Abstract P135: The Effects of Aerobic Exercise Training on Visit-to-Visit and Ambulatory Blood Pressure Variability in Non-Hypertensive and Hypertensive African Americans
Purpose: Evidence has accumulated to show that BP variability (BPV) has a striking relationship with cardiovascular (CV) risk and is predictive of future CV events, independent of mean BP. Despite the mounting evidence, scant attention has been paid to the ability of treatment modalities to attenuate BPV. To the best of our knowledge, no previous study has investigated the efficacy of non-pharmacologic treatment modalities on BPV. Therefore, the purpose of our study was to investigate the effects of aerobic exercise training (AEXT) on short- and long-term BPV in non-hypertensive and hypertensive African Americans.
Methods: We compared the effects of a 6 month AEXT intervention (3 days/week, 65% of VO2max, 40 min/session) on BPV in 16 non-hypertensive subjects (BP < 140/90 mmHg) and 14 hypertensive subjects (BP ≥ 140/90 mmHg or receiving antihypertensive monotherapy). Before and after AEXT, office BP was measured at 3 separate visits according to JNC7 guidelines and 24hr ambulatory BP monitoring (ABPM) was conducted.

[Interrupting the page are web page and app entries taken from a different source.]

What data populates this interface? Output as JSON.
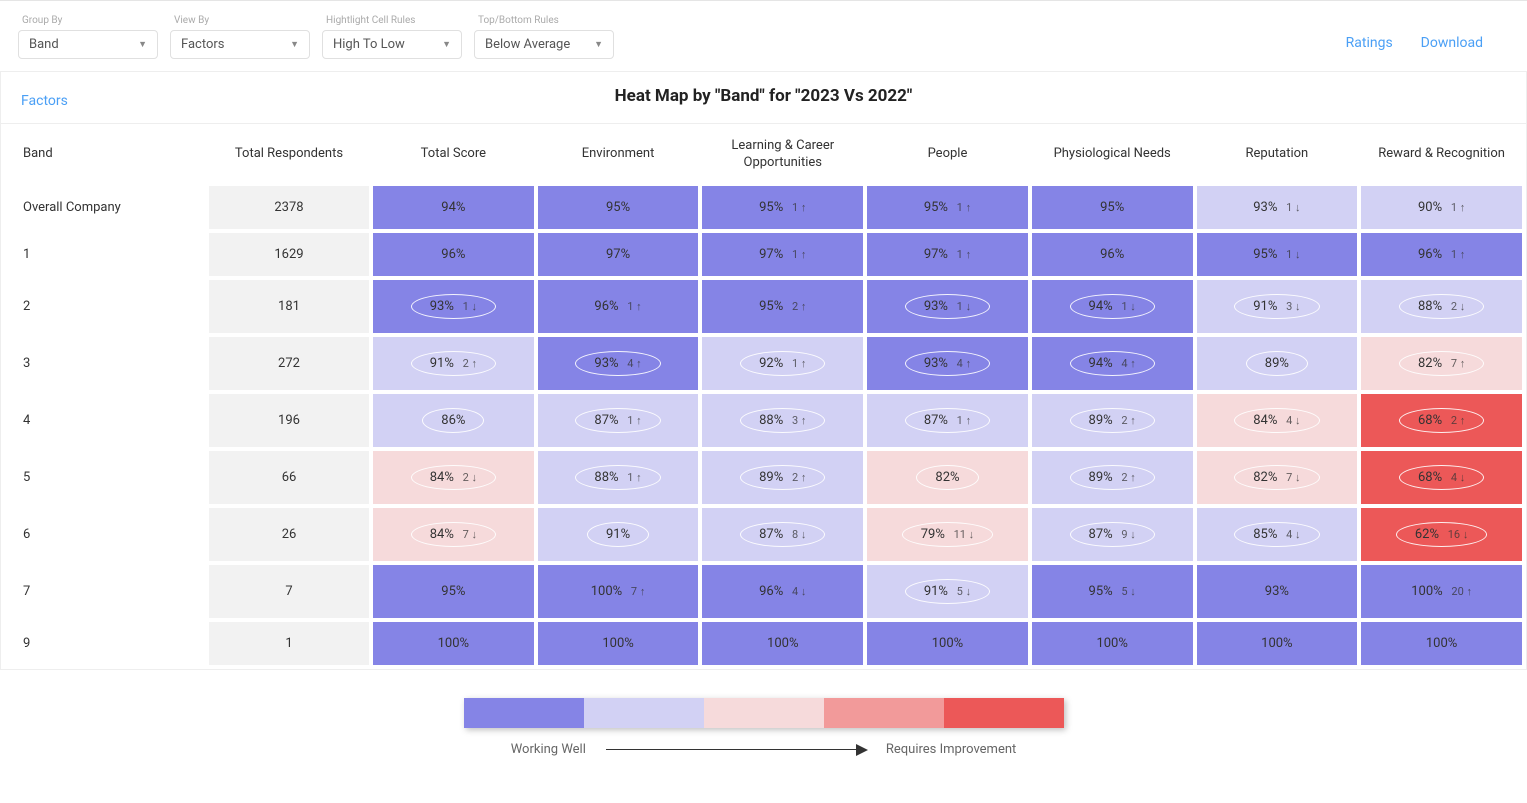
{
  "filters": {
    "group_by": {
      "label": "Group By",
      "value": "Band"
    },
    "view_by": {
      "label": "View By",
      "value": "Factors"
    },
    "highlight": {
      "label": "Hightlight Cell Rules",
      "value": "High To Low"
    },
    "top_bottom": {
      "label": "Top/Bottom Rules",
      "value": "Below Average"
    }
  },
  "top_links": {
    "ratings": "Ratings",
    "download": "Download"
  },
  "panel": {
    "sidelabel": "Factors",
    "title": "Heat Map by \"Band\" for \"2023 Vs 2022\""
  },
  "columns": [
    "Band",
    "Total Respondents",
    "Total Score",
    "Environment",
    "Learning & Career Opportunities",
    "People",
    "Physiological Needs",
    "Reputation",
    "Reward & Recognition"
  ],
  "legend": {
    "left": "Working Well",
    "right": "Requires Improvement"
  },
  "chart_data": {
    "type": "heatmap",
    "title": "Heat Map by \"Band\" for \"2023 Vs 2022\"",
    "xlabel": "",
    "ylabel": "Band",
    "row_header": "Band",
    "respondent_header": "Total Respondents",
    "metrics": [
      "Total Score",
      "Environment",
      "Learning & Career Opportunities",
      "People",
      "Physiological Needs",
      "Reputation",
      "Reward & Recognition"
    ],
    "color_scale": [
      "#8584e6",
      "#d2d1f4",
      "#f6dadb",
      "#f29a9a",
      "#ec5858"
    ],
    "color_scale_labels": [
      "Working Well",
      "Requires Improvement"
    ],
    "rows": [
      {
        "band": "Overall Company",
        "respondents": 2378,
        "cells": [
          {
            "pct": 94,
            "delta": null,
            "dir": null,
            "lvl": 0,
            "circled": false
          },
          {
            "pct": 95,
            "delta": null,
            "dir": null,
            "lvl": 0,
            "circled": false
          },
          {
            "pct": 95,
            "delta": 1,
            "dir": "up",
            "lvl": 0,
            "circled": false
          },
          {
            "pct": 95,
            "delta": 1,
            "dir": "up",
            "lvl": 0,
            "circled": false
          },
          {
            "pct": 95,
            "delta": null,
            "dir": null,
            "lvl": 0,
            "circled": false
          },
          {
            "pct": 93,
            "delta": 1,
            "dir": "down",
            "lvl": 1,
            "circled": false
          },
          {
            "pct": 90,
            "delta": 1,
            "dir": "up",
            "lvl": 1,
            "circled": false
          }
        ]
      },
      {
        "band": "1",
        "respondents": 1629,
        "cells": [
          {
            "pct": 96,
            "delta": null,
            "dir": null,
            "lvl": 0,
            "circled": false
          },
          {
            "pct": 97,
            "delta": null,
            "dir": null,
            "lvl": 0,
            "circled": false
          },
          {
            "pct": 97,
            "delta": 1,
            "dir": "up",
            "lvl": 0,
            "circled": false
          },
          {
            "pct": 97,
            "delta": 1,
            "dir": "up",
            "lvl": 0,
            "circled": false
          },
          {
            "pct": 96,
            "delta": null,
            "dir": null,
            "lvl": 0,
            "circled": false
          },
          {
            "pct": 95,
            "delta": 1,
            "dir": "down",
            "lvl": 0,
            "circled": false
          },
          {
            "pct": 96,
            "delta": 1,
            "dir": "up",
            "lvl": 0,
            "circled": false
          }
        ]
      },
      {
        "band": "2",
        "respondents": 181,
        "cells": [
          {
            "pct": 93,
            "delta": 1,
            "dir": "down",
            "lvl": 0,
            "circled": true
          },
          {
            "pct": 96,
            "delta": 1,
            "dir": "up",
            "lvl": 0,
            "circled": false
          },
          {
            "pct": 95,
            "delta": 2,
            "dir": "up",
            "lvl": 0,
            "circled": false
          },
          {
            "pct": 93,
            "delta": 1,
            "dir": "down",
            "lvl": 0,
            "circled": true
          },
          {
            "pct": 94,
            "delta": 1,
            "dir": "down",
            "lvl": 0,
            "circled": true
          },
          {
            "pct": 91,
            "delta": 3,
            "dir": "down",
            "lvl": 1,
            "circled": true
          },
          {
            "pct": 88,
            "delta": 2,
            "dir": "down",
            "lvl": 1,
            "circled": true
          }
        ]
      },
      {
        "band": "3",
        "respondents": 272,
        "cells": [
          {
            "pct": 91,
            "delta": 2,
            "dir": "up",
            "lvl": 1,
            "circled": true
          },
          {
            "pct": 93,
            "delta": 4,
            "dir": "up",
            "lvl": 0,
            "circled": true
          },
          {
            "pct": 92,
            "delta": 1,
            "dir": "up",
            "lvl": 1,
            "circled": true
          },
          {
            "pct": 93,
            "delta": 4,
            "dir": "up",
            "lvl": 0,
            "circled": true
          },
          {
            "pct": 94,
            "delta": 4,
            "dir": "up",
            "lvl": 0,
            "circled": true
          },
          {
            "pct": 89,
            "delta": null,
            "dir": null,
            "lvl": 1,
            "circled": true
          },
          {
            "pct": 82,
            "delta": 7,
            "dir": "up",
            "lvl": 2,
            "circled": true
          }
        ]
      },
      {
        "band": "4",
        "respondents": 196,
        "cells": [
          {
            "pct": 86,
            "delta": null,
            "dir": null,
            "lvl": 1,
            "circled": true
          },
          {
            "pct": 87,
            "delta": 1,
            "dir": "up",
            "lvl": 1,
            "circled": true
          },
          {
            "pct": 88,
            "delta": 3,
            "dir": "up",
            "lvl": 1,
            "circled": true
          },
          {
            "pct": 87,
            "delta": 1,
            "dir": "up",
            "lvl": 1,
            "circled": true
          },
          {
            "pct": 89,
            "delta": 2,
            "dir": "up",
            "lvl": 1,
            "circled": true
          },
          {
            "pct": 84,
            "delta": 4,
            "dir": "down",
            "lvl": 2,
            "circled": true
          },
          {
            "pct": 68,
            "delta": 2,
            "dir": "up",
            "lvl": 4,
            "circled": true
          }
        ]
      },
      {
        "band": "5",
        "respondents": 66,
        "cells": [
          {
            "pct": 84,
            "delta": 2,
            "dir": "down",
            "lvl": 2,
            "circled": true
          },
          {
            "pct": 88,
            "delta": 1,
            "dir": "up",
            "lvl": 1,
            "circled": true
          },
          {
            "pct": 89,
            "delta": 2,
            "dir": "up",
            "lvl": 1,
            "circled": true
          },
          {
            "pct": 82,
            "delta": null,
            "dir": null,
            "lvl": 2,
            "circled": true
          },
          {
            "pct": 89,
            "delta": 2,
            "dir": "up",
            "lvl": 1,
            "circled": true
          },
          {
            "pct": 82,
            "delta": 7,
            "dir": "down",
            "lvl": 2,
            "circled": true
          },
          {
            "pct": 68,
            "delta": 4,
            "dir": "down",
            "lvl": 4,
            "circled": true
          }
        ]
      },
      {
        "band": "6",
        "respondents": 26,
        "cells": [
          {
            "pct": 84,
            "delta": 7,
            "dir": "down",
            "lvl": 2,
            "circled": true
          },
          {
            "pct": 91,
            "delta": null,
            "dir": null,
            "lvl": 1,
            "circled": true
          },
          {
            "pct": 87,
            "delta": 8,
            "dir": "down",
            "lvl": 1,
            "circled": true
          },
          {
            "pct": 79,
            "delta": 11,
            "dir": "down",
            "lvl": 2,
            "circled": true
          },
          {
            "pct": 87,
            "delta": 9,
            "dir": "down",
            "lvl": 1,
            "circled": true
          },
          {
            "pct": 85,
            "delta": 4,
            "dir": "down",
            "lvl": 1,
            "circled": true
          },
          {
            "pct": 62,
            "delta": 16,
            "dir": "down",
            "lvl": 4,
            "circled": true
          }
        ]
      },
      {
        "band": "7",
        "respondents": 7,
        "cells": [
          {
            "pct": 95,
            "delta": null,
            "dir": null,
            "lvl": 0,
            "circled": false
          },
          {
            "pct": 100,
            "delta": 7,
            "dir": "up",
            "lvl": 0,
            "circled": false
          },
          {
            "pct": 96,
            "delta": 4,
            "dir": "down",
            "lvl": 0,
            "circled": false
          },
          {
            "pct": 91,
            "delta": 5,
            "dir": "down",
            "lvl": 1,
            "circled": true
          },
          {
            "pct": 95,
            "delta": 5,
            "dir": "down",
            "lvl": 0,
            "circled": false
          },
          {
            "pct": 93,
            "delta": null,
            "dir": null,
            "lvl": 0,
            "circled": false
          },
          {
            "pct": 100,
            "delta": 20,
            "dir": "up",
            "lvl": 0,
            "circled": false
          }
        ]
      },
      {
        "band": "9",
        "respondents": 1,
        "cells": [
          {
            "pct": 100,
            "delta": null,
            "dir": null,
            "lvl": 0,
            "circled": false
          },
          {
            "pct": 100,
            "delta": null,
            "dir": null,
            "lvl": 0,
            "circled": false
          },
          {
            "pct": 100,
            "delta": null,
            "dir": null,
            "lvl": 0,
            "circled": false
          },
          {
            "pct": 100,
            "delta": null,
            "dir": null,
            "lvl": 0,
            "circled": false
          },
          {
            "pct": 100,
            "delta": null,
            "dir": null,
            "lvl": 0,
            "circled": false
          },
          {
            "pct": 100,
            "delta": null,
            "dir": null,
            "lvl": 0,
            "circled": false
          },
          {
            "pct": 100,
            "delta": null,
            "dir": null,
            "lvl": 0,
            "circled": false
          }
        ]
      }
    ]
  }
}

From ABPM, the standard deviation (STD), coefficient of variation (CV), and average real variability (ARV) of BP were calculated in 3 time frames (awake, sleep, and 24hr) to evaluate short-term BPV. The STD, CV, and average successive variability (ASV) of BP across 3 office visits were calculated to evaluate visit-to-visit variability, an index of long-term BPV.
Results: In the hypertensive group, there was a significant reduction in systolic BPV (SBPV) during the awake period for STD (pre: 11.3 ± 2.3 vs. post: 10.9 ± 2.5 mmHg; p < 0.03) and CV (pre: 8.5 ± 1.4 vs. post: 7.2 ± 1.2%; p < 0.02); and during the 24hr period for STD (pre: 12.6 ± 2.0 vs. post: 10.9 ± 2.5 mmHg; p < 0.04) and CV (pre: 9.6 ± 1.3 vs. post: 8.2 ± 1.5%; p < 0.03). Visit-to-visit variability in SBP for STD (pre: 7.8 ± 6.2 vs. post: 4.8 ± 4.4 mmHg), CV (pre: 6.0 ± 4.9 vs. post: 3.6 ± 3.1%), and ASV (pre: 5.2 ± 3.9 vs. post: 3.7 ± 3.0 mmHg) were also reduced post-AEXT, but did not reach statistical significance. In the non-hypertensive group, all measures of BPV were increased post-AEXT with the increase reaching statistical significance for awake diastolic BPV (DBPV) for STD (pre: 7.2 ±1.4 vs. post: 8.3 ± 1.9 mmHg; p < 0.02), CV (pre: 9.3 ±2.1 vs. post: 10.8 ± 2.2%; p < 0.02), and ARV (pre: 6.8 ±1.3 vs. post: 7.6 ± 1.6 mmHg; p < 0.04). Between group comparisons of non-hypertensive and hypertensive groups showed significant between group differences in the magnitude of change in awake SBPV (STD and CV; p < 0.007), awake DBPV (STD; p < 0.05), 24hr SBPV (STD and CV; p < 0.02), 24hr DBPV (CV; p < 0.04), and visit-to-visit variability in SBP (STD and CV; p < 0.05).
Conclusion: These preliminary findings provide some evidence that AEXT may reduce BPV in hypertensive African Americans, however the increase in BPV in the non-hypertensive group brings into question the potential efficacy of AEXT in the treatment of BPV. Future investigations are needed.
- © 2012 by American Heart Association, Inc.